Mariachi horns return for “Down In Mexico” which another song about fun travels South of the border, but this time it’s about blatant drunken adventures and good times as well as the inevitable hangover. I have to say that Carol presents the personae she presents through her songwriting is a hard living, hard loving and hard partying soul that lives in the moment and though may have regrets, there is always clever optimism to shine through any darkness. I often wonder if Pacey could pen a song about suicide and make it sound cheery in some capacity. With “One Of These Days” she rocks through a tune about another failed relationship, but this one she can’t quite get over and resorts to what many of us have done,  looking for the number, almost dialing, driving by their lovers house late at night, essentially normal hung up human behavior. “OK, it ain’t that I’m not pretty and pretty smart that’s true, but something in my heart won’t went let me get over you” is such a classic hook I can’t stand it.

Again, they fool you with the beginning and you think that “Take Your Bad News And Go Away” will be the slow number, but after twenty seconds you know it’s not and you have to deal with the fact that there is no slow song on this album period.  It is an anthem of refusal against negativity and anyone that delivers it to us. This will be seriously the song I play after a horrible day at the office filled with negativity and bile to free myself of that energy.
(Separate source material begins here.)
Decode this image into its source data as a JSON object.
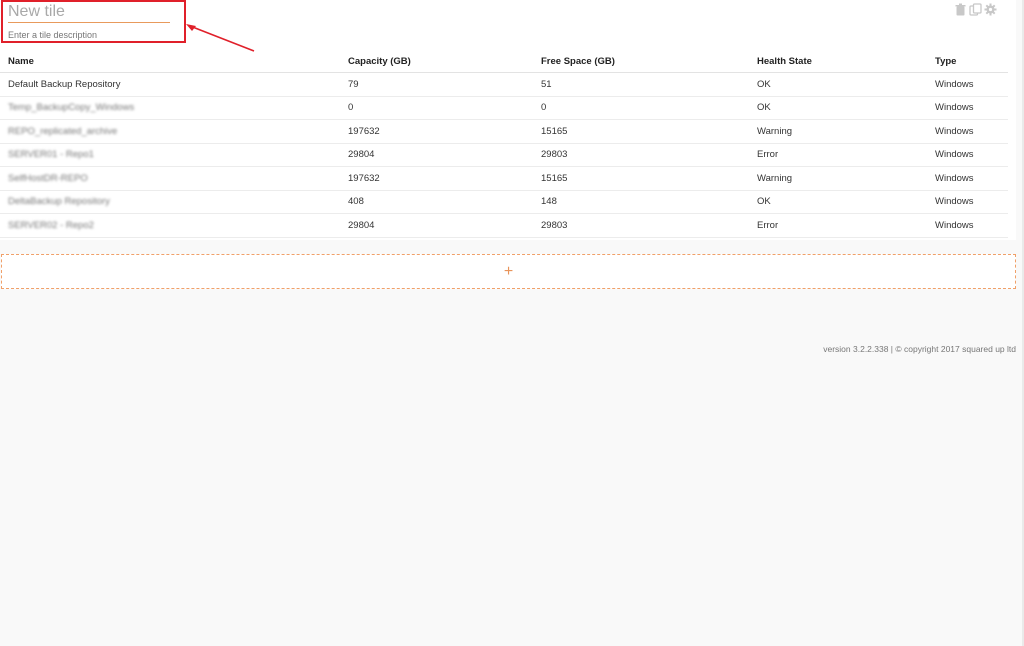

I think the reason that I feel that Carol Pacey & The Honey Shakers is akin to Social Distortion with a completely empowered woman at the helm is due to the finale. “Roll My Way” is such a fantastic way to end the album, every bit as searing as the starter songs, a final punctuation to an album that never let up once that just rocked your ears through twelve songs and forty minutes that had your heart racing the entire time. Vocal shotgun deliver, guitar velocity, pounding punk drums, and a bass groove to make you drool this song has it all–there are no shortcomings here.  There is irony, it is one of the most lyrically negative songs in the album and it’s also one of the hardest rocking. “Thank you Tempe and goodnight” indeed.

I would be very surprised if Yeah Yeah Yeah! does not end up being one of my top five albums of the year for the pure energy and positivity it possesses. It’s as if a Riot Grrrl went country and discovered her inner self. This should be played at every party this year, because it will incite good times no matter where it is heard. This is awesome music from four amazing people with a shared vision to deliver the tales told by a woman who has lived life intently and intensely, she has taken the rollercoaster instead of the merry go round and she is still smiling and having fun. The cool thing is that she wants  you to smile and have fun too, so why not give a listen.

Carol Pacey & The Honeyshakers have the honor of opening the KWSS Local Stage Festivities at the Summer Ends Music Festival on Friday, September 26th at Tempe Beach Park. For all the information on that, click the picture of the event below, get there early they kick this thing off at 5:30pm!

Share